(TASK BRIEF): Reproduce the data below word for word, setting aside any picture it holds.

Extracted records
>>>

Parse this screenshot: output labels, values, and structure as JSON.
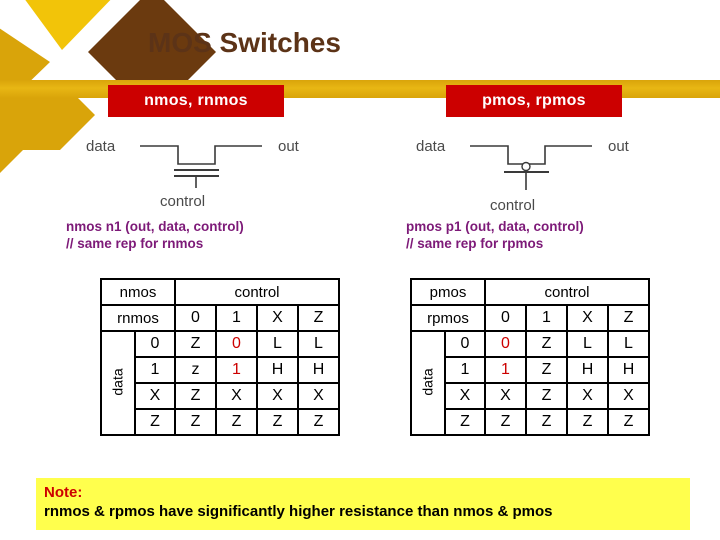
{
  "slide": {
    "title": "MOS Switches",
    "title_color": "#5c3317",
    "background": "#ffffff"
  },
  "theme": {
    "accent_red": "#cc0000",
    "accent_gold": "#d9a40a",
    "accent_yellow": "#f2c409",
    "accent_brown": "#6b3a0f",
    "accent_purple": "#7d1a78",
    "note_bg": "#ffff4d"
  },
  "sections": {
    "left": {
      "label": "nmos, rnmos",
      "symbol": {
        "data_label": "data",
        "out_label": "out",
        "control_label": "control",
        "has_bubble": false
      },
      "verilog_line1": "nmos n1 (out, data, control)",
      "verilog_line2": "// same rep for rnmos"
    },
    "right": {
      "label": "pmos, rpmos",
      "symbol": {
        "data_label": "data",
        "out_label": "out",
        "control_label": "control",
        "has_bubble": true
      },
      "verilog_line1": "pmos p1 (out, data, control)",
      "verilog_line2": "// same rep for rpmos"
    }
  },
  "tables": {
    "nmos": {
      "corner_name_top": "nmos",
      "corner_name_bottom": "rnmos",
      "control_header": "control",
      "control_values": [
        "0",
        "1",
        "X",
        "Z"
      ],
      "row_axis_label": "data",
      "row_values": [
        "0",
        "1",
        "X",
        "Z"
      ],
      "cells": [
        [
          "Z",
          "0",
          "L",
          "L"
        ],
        [
          "z",
          "1",
          "H",
          "H"
        ],
        [
          "Z",
          "X",
          "X",
          "X"
        ],
        [
          "Z",
          "Z",
          "Z",
          "Z"
        ]
      ],
      "highlight": [
        [
          0,
          1
        ],
        [
          1,
          1
        ]
      ]
    },
    "pmos": {
      "corner_name_top": "pmos",
      "corner_name_bottom": "rpmos",
      "control_header": "control",
      "control_values": [
        "0",
        "1",
        "X",
        "Z"
      ],
      "row_axis_label": "data",
      "row_values": [
        "0",
        "1",
        "X",
        "Z"
      ],
      "cells": [
        [
          "0",
          "Z",
          "L",
          "L"
        ],
        [
          "1",
          "Z",
          "H",
          "H"
        ],
        [
          "X",
          "Z",
          "X",
          "X"
        ],
        [
          "Z",
          "Z",
          "Z",
          "Z"
        ]
      ],
      "highlight": [
        [
          0,
          0
        ],
        [
          1,
          0
        ]
      ]
    }
  },
  "note": {
    "title": "Note:",
    "body": "rnmos & rpmos have significantly higher resistance than nmos & pmos"
  }
}
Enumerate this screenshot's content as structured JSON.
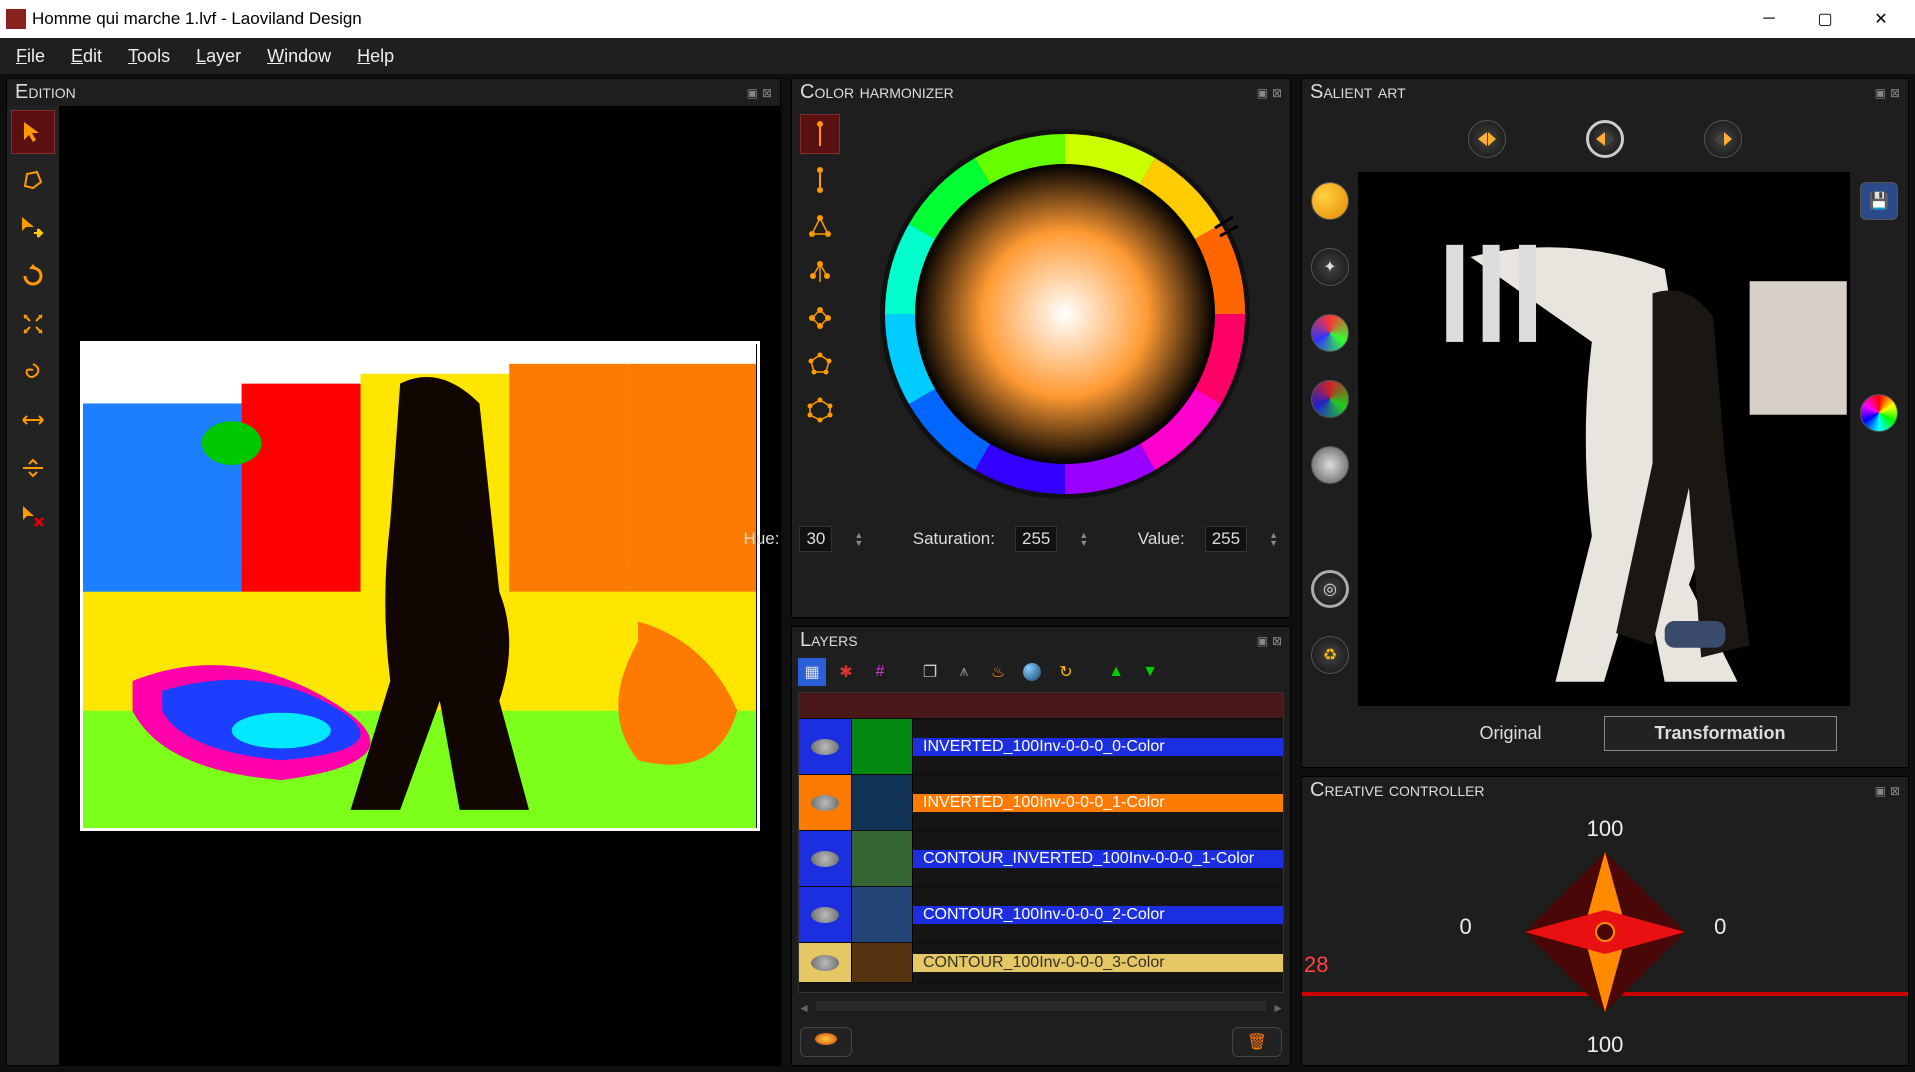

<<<

(REPLY):
Parse this screenshot: output labels, values, and structure as JSON.
{
  "slide": {
    "title": "MOS Switches",
    "title_color": "#5c3317",
    "background": "#ffffff"
  },
  "theme": {
    "accent_red": "#cc0000",
    "accent_gold": "#d9a40a",
    "accent_yellow": "#f2c409",
    "accent_brown": "#6b3a0f",
    "accent_purple": "#7d1a78",
    "note_bg": "#ffff4d"
  },
  "sections": {
    "left": {
      "label": "nmos, rnmos",
      "symbol": {
        "data_label": "data",
        "out_label": "out",
        "control_label": "control",
        "has_bubble": false
      },
      "verilog_line1": "nmos n1 (out, data, control)",
      "verilog_line2": "// same rep for rnmos"
    },
    "right": {
      "label": "pmos, rpmos",
      "symbol": {
        "data_label": "data",
        "out_label": "out",
        "control_label": "control",
        "has_bubble": true
      },
      "verilog_line1": "pmos p1 (out, data, control)",
      "verilog_line2": "// same rep for rpmos"
    }
  },
  "tables": {
    "nmos": {
      "corner_name_top": "nmos",
      "corner_name_bottom": "rnmos",
      "control_header": "control",
      "control_values": [
        "0",
        "1",
        "X",
        "Z"
      ],
      "row_axis_label": "data",
      "row_values": [
        "0",
        "1",
        "X",
        "Z"
      ],
      "cells": [
        [
          "Z",
          "0",
          "L",
          "L"
        ],
        [
          "z",
          "1",
          "H",
          "H"
        ],
        [
          "Z",
          "X",
          "X",
          "X"
        ],
        [
          "Z",
          "Z",
          "Z",
          "Z"
        ]
      ],
      "highlight": [
        [
          0,
          1
        ],
        [
          1,
          1
        ]
      ]
    },
    "pmos": {
      "corner_name_top": "pmos",
      "corner_name_bottom": "rpmos",
      "control_header": "control",
      "control_values": [
        "0",
        "1",
        "X",
        "Z"
      ],
      "row_axis_label": "data",
      "row_values": [
        "0",
        "1",
        "X",
        "Z"
      ],
      "cells": [
        [
          "0",
          "Z",
          "L",
          "L"
        ],
        [
          "1",
          "Z",
          "H",
          "H"
        ],
        [
          "X",
          "Z",
          "X",
          "X"
        ],
        [
          "Z",
          "Z",
          "Z",
          "Z"
        ]
      ],
      "highlight": [
        [
          0,
          0
        ],
        [
          1,
          0
        ]
      ]
    }
  },
  "note": {
    "title": "Note:",
    "body": "rnmos & rpmos have significantly higher resistance than nmos & pmos"
  }
}
Enumerate this screenshot's content as structured JSON.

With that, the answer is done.